Sumac is the ground spice of an edible round berry, popular in the Levant and Turkey. The crimson spice brings a pop of colour and a savoury lemony fruity note to many dishes. Levantine Arab cooks even use it in lieu of lemons when the latter is unavailable or out of season.
Our Memphis style BBQ & Roast Rub is terrific with ribs, pulled pork, tacos, chilli, roasted vegetables and much more. The versatile Punjabi Garam Masala with roasted warm spices is quintessential in many Indian recipes. Kowloon Curry brings an Indian-Chinese flavour bouquet with no heat to please everyone. Our favourite blends from around the globe in our new World Traveler Spice Box.
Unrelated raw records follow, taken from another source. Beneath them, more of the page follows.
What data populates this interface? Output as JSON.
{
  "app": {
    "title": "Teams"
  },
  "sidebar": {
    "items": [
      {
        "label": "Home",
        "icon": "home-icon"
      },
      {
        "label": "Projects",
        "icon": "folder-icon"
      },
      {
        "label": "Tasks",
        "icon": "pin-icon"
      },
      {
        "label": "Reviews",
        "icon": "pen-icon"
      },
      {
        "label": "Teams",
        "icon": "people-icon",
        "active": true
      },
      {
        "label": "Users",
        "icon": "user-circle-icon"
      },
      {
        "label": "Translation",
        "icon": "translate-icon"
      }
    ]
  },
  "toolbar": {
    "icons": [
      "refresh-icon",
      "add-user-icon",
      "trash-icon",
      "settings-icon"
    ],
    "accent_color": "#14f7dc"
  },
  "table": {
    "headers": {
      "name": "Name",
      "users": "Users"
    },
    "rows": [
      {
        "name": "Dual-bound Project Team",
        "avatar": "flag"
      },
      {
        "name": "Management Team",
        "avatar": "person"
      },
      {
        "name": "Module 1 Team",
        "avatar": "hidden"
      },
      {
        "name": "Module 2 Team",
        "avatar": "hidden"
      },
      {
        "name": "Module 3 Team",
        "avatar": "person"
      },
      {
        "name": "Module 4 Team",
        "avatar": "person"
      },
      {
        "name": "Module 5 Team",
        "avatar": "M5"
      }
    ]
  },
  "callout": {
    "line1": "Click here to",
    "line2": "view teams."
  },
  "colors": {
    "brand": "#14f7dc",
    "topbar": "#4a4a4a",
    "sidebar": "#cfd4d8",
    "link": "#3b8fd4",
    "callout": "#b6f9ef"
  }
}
This box includes heat lovers favourite blends. Voyage into the Caribbean islands with Tobago Habanero Curry and then all the way over to the tropical beaches of India with Goan Vindaloo. Head then down to the warm lush rivers of Southern India with Kerala Chaunk.
Bengali Panch Phoron
The cuisine of West Bengal relies heavily on the earthy flavour of Panch Phoron, a mixture of cumin, black mustard, fennel, fenugreek and nigella seed. It is literally the Bengali Five-Spice, but you'll find it in cuisines of neighbouring regions such as Northeastern India, Nepal and Bhutan.
Like Chinese Five Spice, it is hard to pinpoint the exact origin of this blend, but it is believed to have ancient roots related to Eastern or Ayurvedic medicine. The number five has significance in Indian and Eastern culture and mythology. It also is characterized by balance, which is reflected in the character of this blend.
Panch Phoron is almost always used whole, with the seeds roasted in oil to bloom at the beginning of cooking and the other ingredients added afterwards. The hearty mild taste lends itself to bean, fish and vegetable dishes and pairs wonderfully with some of our other blends like Kerala Chaunk (the spicy Southern cousin of Panch Phoron), Punjabi Garam Masala or Moghul Curry. We also make our famous Bengali chicken curry with Panch Phoron.